The plan includes $2.3 billion in work under the military construction program, with the vast majority dedicated to projects under $10 million. The plan focuses on family housing, troop housing and quality-of-life projects, such as child development centers. Another $3.4 billion is dedicated to facility sustainment, restoration and modernizat ion work, with a focus on green initiatives. The majority of those projects ring in at under $1 million each.
“It’s not great news for the big contractors,” says Patrick A. Burns, vice president in M.A. Mortenson Co.’s Alexandria, Va., offi ce. “The good news for the industry is that it is spread around the country and will put a lot of work in the hands of people in a lot of states.”

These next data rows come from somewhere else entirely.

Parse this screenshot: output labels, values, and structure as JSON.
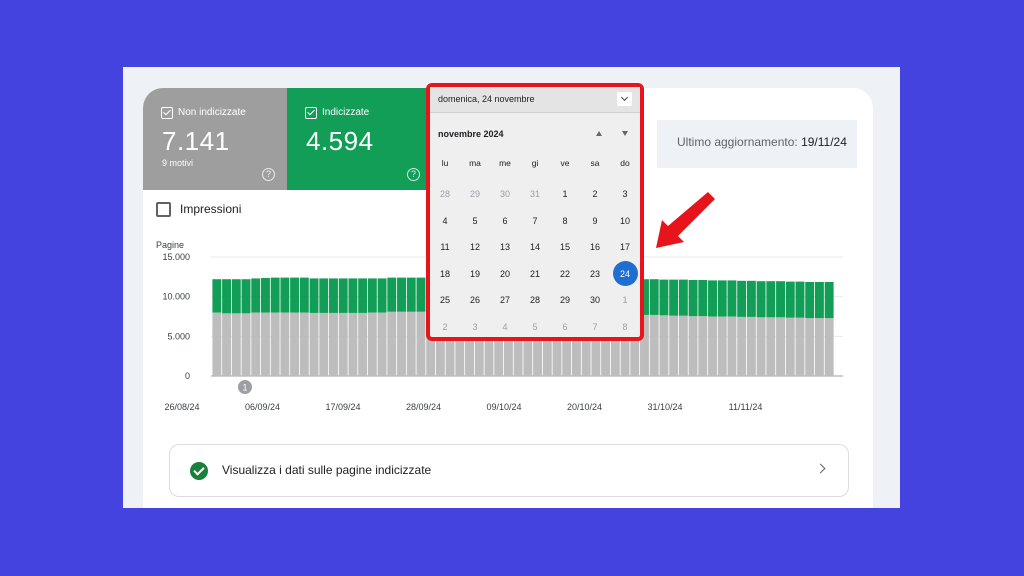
{
  "tiles": {
    "not_indexed": {
      "label": "Non indicizzate",
      "value": "7.141",
      "sub": "9 motivi",
      "color": "#9e9e9e"
    },
    "indexed": {
      "label": "Indicizzate",
      "value": "4.594",
      "color": "#129e57"
    },
    "help_glyph": "?"
  },
  "update": {
    "label": "Ultimo aggiornamento:",
    "date": "19/11/24"
  },
  "impressions": {
    "label": "Impressioni"
  },
  "datepicker": {
    "header_date": "domenica, 24 novembre",
    "month": "novembre 2024",
    "weekdays": [
      "lu",
      "ma",
      "me",
      "gi",
      "ve",
      "sa",
      "do"
    ],
    "weeks": [
      [
        "28",
        "29",
        "30",
        "31",
        "1",
        "2",
        "3"
      ],
      [
        "4",
        "5",
        "6",
        "7",
        "8",
        "9",
        "10"
      ],
      [
        "11",
        "12",
        "13",
        "14",
        "15",
        "16",
        "17"
      ],
      [
        "18",
        "19",
        "20",
        "21",
        "22",
        "23",
        "24"
      ],
      [
        "25",
        "26",
        "27",
        "28",
        "29",
        "30",
        "1"
      ],
      [
        "2",
        "3",
        "4",
        "5",
        "6",
        "7",
        "8"
      ]
    ],
    "selected": "24",
    "accent": "#1e6fd0",
    "highlight_color": "#e8141c"
  },
  "annotation_row": {
    "label": "Visualizza i dati sulle pagine indicizzate"
  },
  "chart_data": {
    "type": "bar",
    "ylabel": "Pagine",
    "yticks": [
      "0",
      "5.000",
      "10.000",
      "15.000"
    ],
    "ylim": [
      0,
      15000
    ],
    "xticks": [
      "26/08/24",
      "06/09/24",
      "17/09/24",
      "28/09/24",
      "09/10/24",
      "20/10/24",
      "31/10/24",
      "11/11/24"
    ],
    "annotation_marker": "1",
    "series": [
      {
        "name": "Non indicizzate",
        "color": "#bdbdbd",
        "values": [
          8000,
          7900,
          7900,
          7900,
          8000,
          8000,
          8000,
          8000,
          8000,
          8000,
          7950,
          7950,
          7950,
          7950,
          7950,
          7950,
          8000,
          8000,
          8100,
          8100,
          8100,
          8100,
          8100,
          8100,
          8100,
          8000,
          8000,
          8000,
          8000,
          7950,
          7950,
          7950,
          7950,
          7950,
          7950,
          7900,
          7900,
          7900,
          7900,
          7850,
          7850,
          7850,
          7800,
          7800,
          7700,
          7700,
          7650,
          7600,
          7600,
          7550,
          7550,
          7500,
          7500,
          7500,
          7450,
          7450,
          7400,
          7400,
          7400,
          7350,
          7350,
          7300,
          7300,
          7300
        ]
      },
      {
        "name": "Indicizzate",
        "color": "#129e57",
        "values": [
          4200,
          4300,
          4300,
          4300,
          4300,
          4350,
          4400,
          4400,
          4400,
          4400,
          4350,
          4350,
          4350,
          4350,
          4350,
          4350,
          4300,
          4300,
          4300,
          4300,
          4300,
          4300,
          4300,
          4300,
          4300,
          4350,
          4350,
          4350,
          4350,
          4400,
          4400,
          4400,
          4400,
          4400,
          4400,
          4400,
          4400,
          4450,
          4450,
          4450,
          4450,
          4450,
          4450,
          4450,
          4500,
          4500,
          4500,
          4550,
          4550,
          4550,
          4550,
          4550,
          4550,
          4550,
          4550,
          4550,
          4550,
          4550,
          4550,
          4550,
          4550,
          4550,
          4550,
          4550
        ]
      }
    ]
  }
}
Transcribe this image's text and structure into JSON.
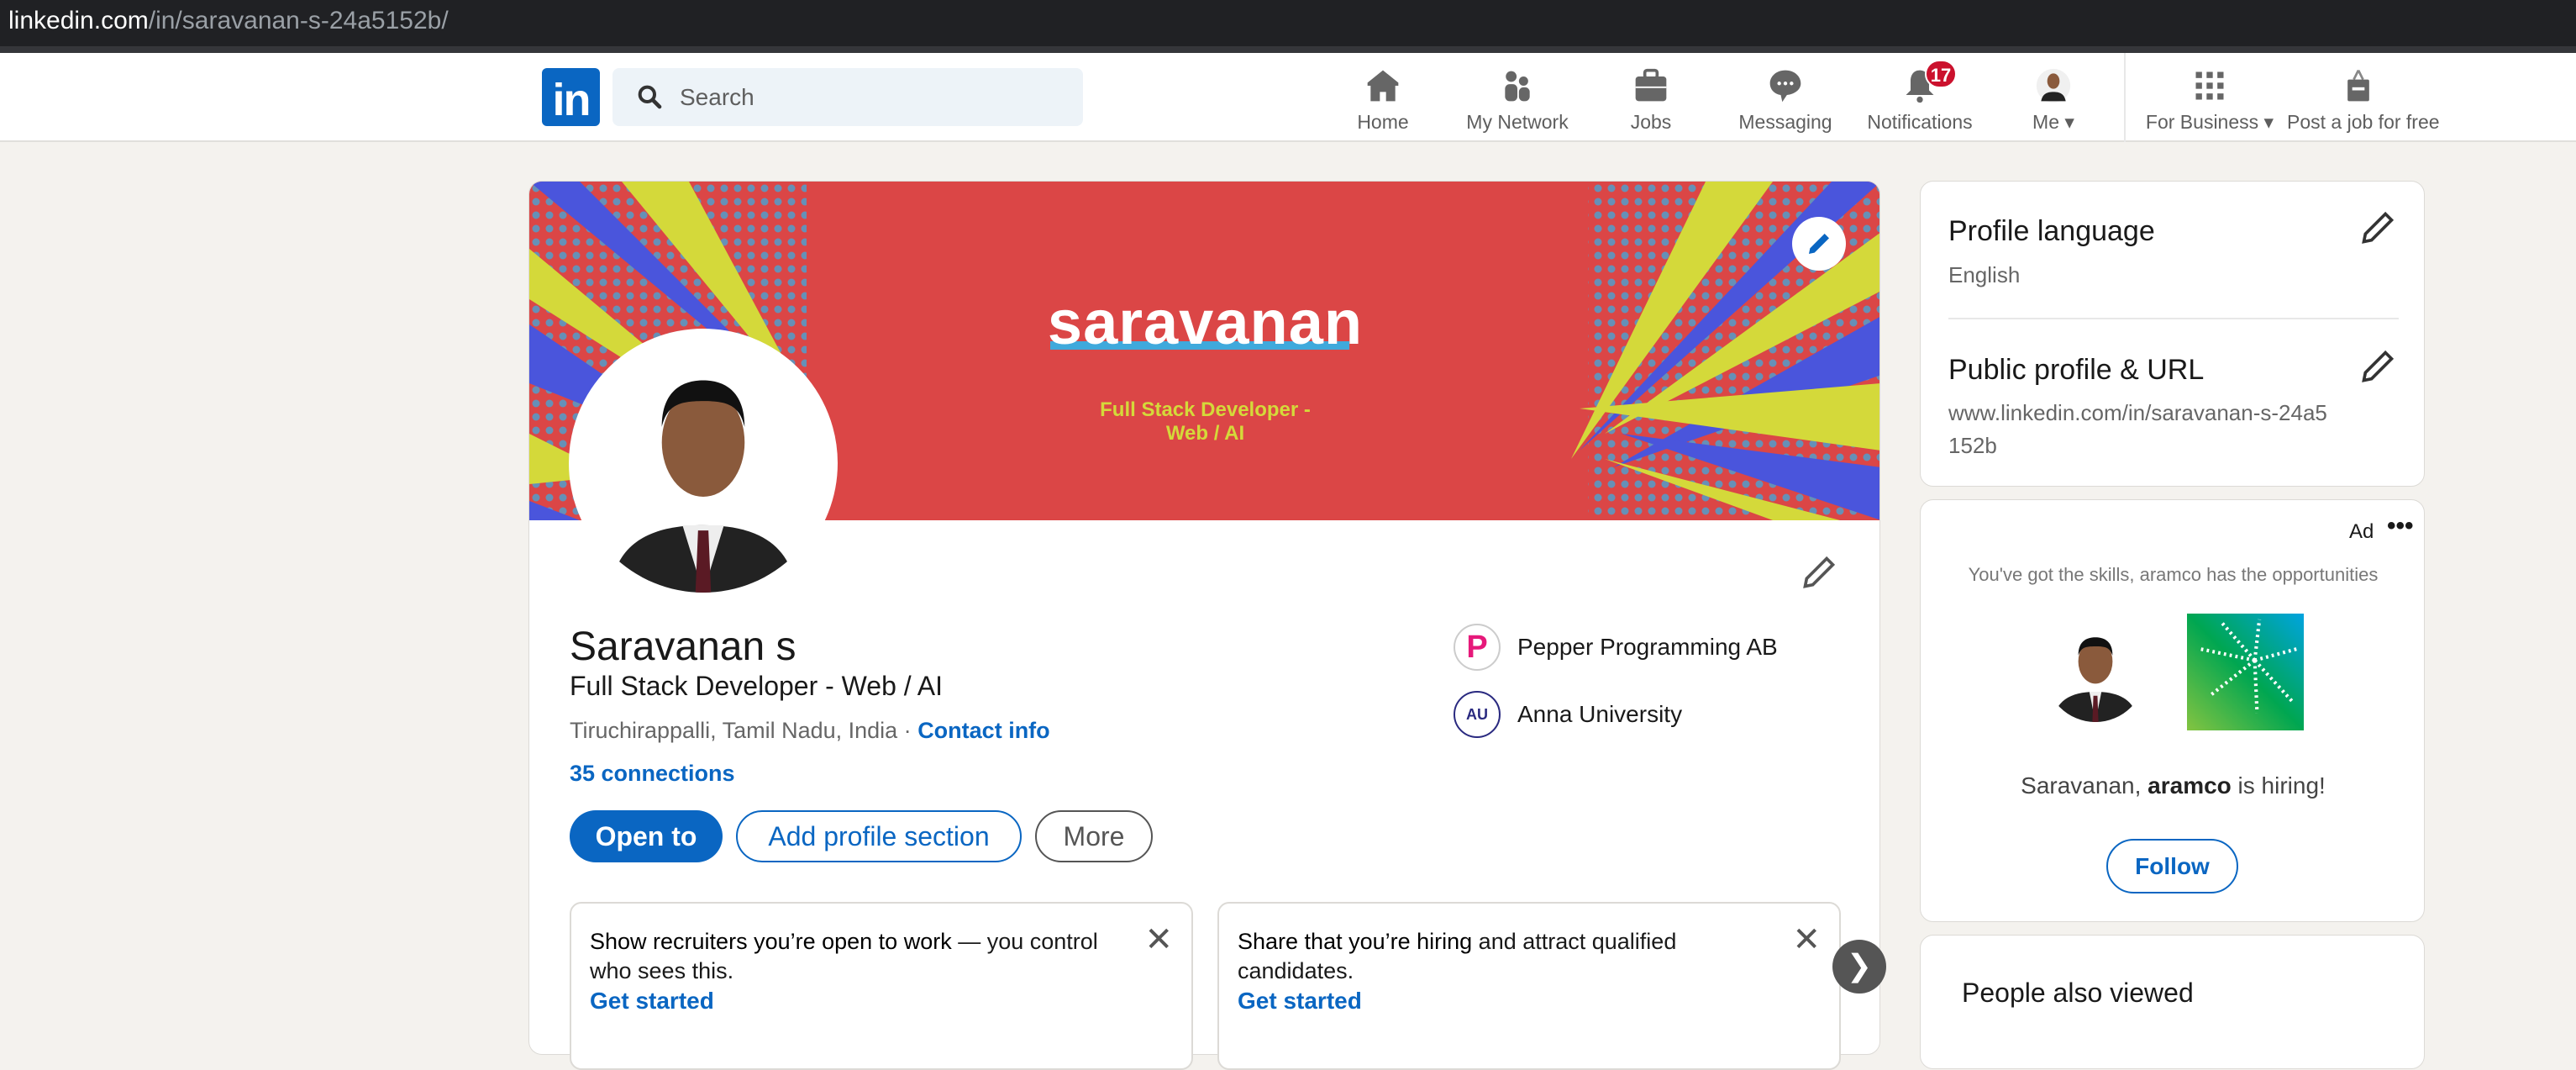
{
  "browser": {
    "url_domain": "linkedin.com",
    "url_path": "/in/saravanan-s-24a5152b/"
  },
  "nav": {
    "logo": "in",
    "search_placeholder": "Search",
    "items": [
      {
        "label": "Home",
        "icon": "home-icon"
      },
      {
        "label": "My Network",
        "icon": "network-icon"
      },
      {
        "label": "Jobs",
        "icon": "briefcase-icon"
      },
      {
        "label": "Messaging",
        "icon": "chat-icon"
      },
      {
        "label": "Notifications",
        "icon": "bell-icon"
      },
      {
        "label": "Me ▾",
        "icon": "avatar"
      },
      {
        "label": "For Business ▾",
        "icon": "grid-icon"
      },
      {
        "label": "Post a job for free",
        "icon": "job-post-icon"
      }
    ],
    "notification_count": "17"
  },
  "banner": {
    "title": "saravanan",
    "subtitle": "Full Stack Developer -\nWeb / AI",
    "colors": {
      "bg": "#db4646",
      "yellow": "#d4d93a",
      "blue": "#4a55dc",
      "dot": "#3fa9dc"
    }
  },
  "profile": {
    "name": "Saravanan s",
    "headline": "Full Stack Developer - Web / AI",
    "location": "Tiruchirappalli, Tamil Nadu, India · ",
    "contact_info": "Contact info",
    "connections": "35 connections",
    "buttons": {
      "open_to": "Open to",
      "add_section": "Add profile section",
      "more": "More"
    },
    "experience": [
      {
        "name": "Pepper Programming AB",
        "logo": "P"
      },
      {
        "name": "Anna University",
        "logo": "AU"
      }
    ]
  },
  "suggestions": [
    {
      "bold": "Show recruiters you’re open to work",
      "rest": " — you control who sees this.",
      "cta": "Get started"
    },
    {
      "bold": "Share that you’re hiring",
      "rest": " and attract qualified candidates.",
      "cta": "Get started"
    }
  ],
  "sidebar": {
    "profile_language": {
      "title": "Profile language",
      "value": "English"
    },
    "public_profile": {
      "title": "Public profile & URL",
      "value": "www.linkedin.com/in/saravanan-s-24a5152b"
    },
    "ad": {
      "label": "Ad",
      "tagline": "You've got the skills, aramco has the opportunities",
      "hiring_pre": "Saravanan, ",
      "hiring_company": "aramco",
      "hiring_post": " is hiring!",
      "follow": "Follow"
    },
    "people_also_viewed": "People also viewed"
  },
  "colors": {
    "accent": "#0a66c2",
    "badge": "#cb112d"
  }
}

Rolling out so many projects within a short time frame is a daunting task for the various engineering arms of the military. But Capt. Rame Hemstreet, Naval Facilities Engineering Command deputy commander of operations in Washington, D.C., says NAVFAC, the Army Corps of Engineers and the Air Force Center of Engineering and the Environment (AFCEE) are ready to move.

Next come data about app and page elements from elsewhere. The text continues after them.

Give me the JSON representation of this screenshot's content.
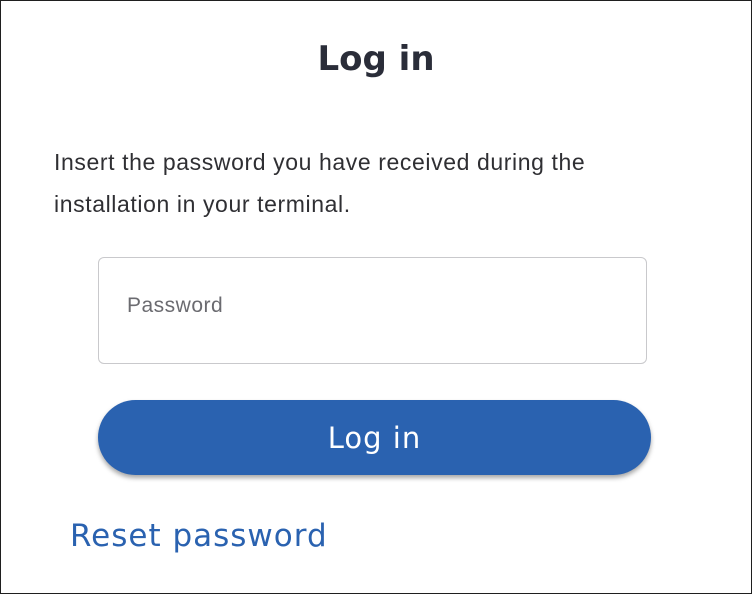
{
  "login": {
    "title": "Log in",
    "description": "Insert the password you have received during the installation in your terminal.",
    "password": {
      "placeholder": "Password",
      "value": ""
    },
    "submit_label": "Log in",
    "reset_link_label": "Reset password"
  },
  "colors": {
    "primary": "#2a62b0",
    "title_text": "#2a2d39",
    "border": "#c9c9cc"
  }
}
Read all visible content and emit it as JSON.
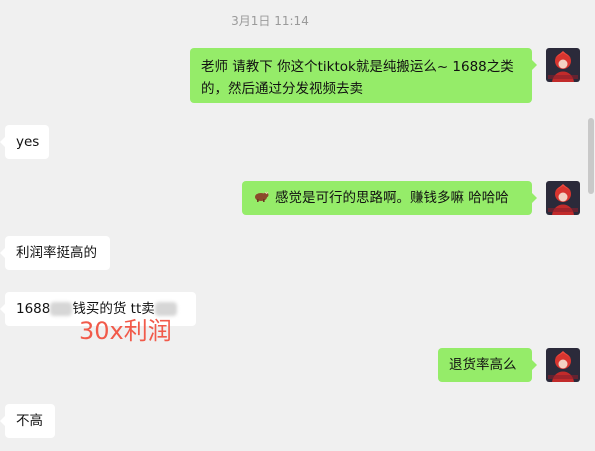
{
  "timestamp": "3月1日 11:14",
  "messages": [
    {
      "id": 1,
      "side": "out",
      "text": "老师 请教下 你这个tiktok就是纯搬运么~ 1688之类的，然后通过分发视频去卖"
    },
    {
      "id": 2,
      "side": "in",
      "text": "yes"
    },
    {
      "id": 3,
      "side": "out",
      "emoji": "bull-emoji",
      "text": "感觉是可行的思路啊。赚钱多嘛 哈哈哈"
    },
    {
      "id": 4,
      "side": "in",
      "text": "利润率挺高的"
    },
    {
      "id": 5,
      "side": "in",
      "text_a": "1688",
      "text_b": "钱买的货 tt卖"
    },
    {
      "id": 6,
      "side": "out",
      "text": "退货率高么"
    },
    {
      "id": 7,
      "side": "in",
      "text": "不高"
    }
  ],
  "annotation": "30x利润",
  "colors": {
    "background": "#f0f0f0",
    "outgoing_bubble": "#95ec69",
    "incoming_bubble": "#ffffff",
    "annotation": "#f15a4a"
  }
}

“We had solicitations out before we had the authority to award anything,” Hemstreet says. “When we saw the possibility of the recovery act, we worked with the Navy and Marine Corps for months. We’re not starting from scratch. Most of these projects we’ve been cueing up for a few months.”
NAVFAC is expected to award several projects within the first week of the plan’s release and is scheduled to start nearly all of the projects by the end of the year.
The military will lean heavily on multiple-award contract mechanisms, which prequalify a pool of contractors that can quickly mobilize on projects, particularly for the initial batch of awards. “There are particular requirements in the recovery act for getting the money into the economy quickly, so [multiple award task order contracts] will be a prime tool for us,” Hemstreet says.
The Air Force will receive about $1.7 billion in recovery funds, which will go primarily for maintenance and repair projects. According to Air Force officials, the funding will enable 1,500 such projects valued at $1.1 billion as well as $260 million for Air Force military construction and housing. Michael Hawkins, a spokesman for the Air Force Center for Engineering and Environment, says most stimulus funding will go for existing projects. “That’s what will allow us to get the work done quickly,” he says.
Corps of Engineers offi cials deferred comment to the office of the Secretary of the Army, which did not return calls.
Many larger contractors hope to see these projects bundled together and let out as packages. John Barotti, senior vice president and federal account manager at Skanska USA Building, Rockville, Md., notes that the Corps, NAVFAC and AFCEE have reduced contract administration staff in recent years, which could make it difficult for them to expedite thousands of projects.
“The smart thing to do is bundle some of them to make the administrative work easier,” he says. “That distributes the work a lot better and lets a range of contractors bid on these.”
Hemstreet says he expects use of bundling will be limited under the current plan, in part because the projects are diverse and don’t match up well in packages. Cases in which he expects bundling to be used include installations of photovoltaic panels at multiple facilities, which could be let out as large multistate contracts.
To address staffing concerns, Hemstreet says NAVFAC is hiring more contracting officers, anticipating they will ease the added workload and ultimately replace a wave of officers who are expected to retire in coming years. In regions with high workloads, such as the mid-Atlantic and Southwest, he expects to bring on program managers for pre-award and post-award contract assistance.
Contractors bidding on projects will face a few new requirements under provisions of the recovery act. Among the core criteria, bidders will be required to show how they can “expedite the work and get the money into the economy as quickly as possible,” says Hemstreet. Prime and first-tier contractors selected for DOD work will need to report how many jobs were created or retained through their projects, a measure that will require more detailed contract administration.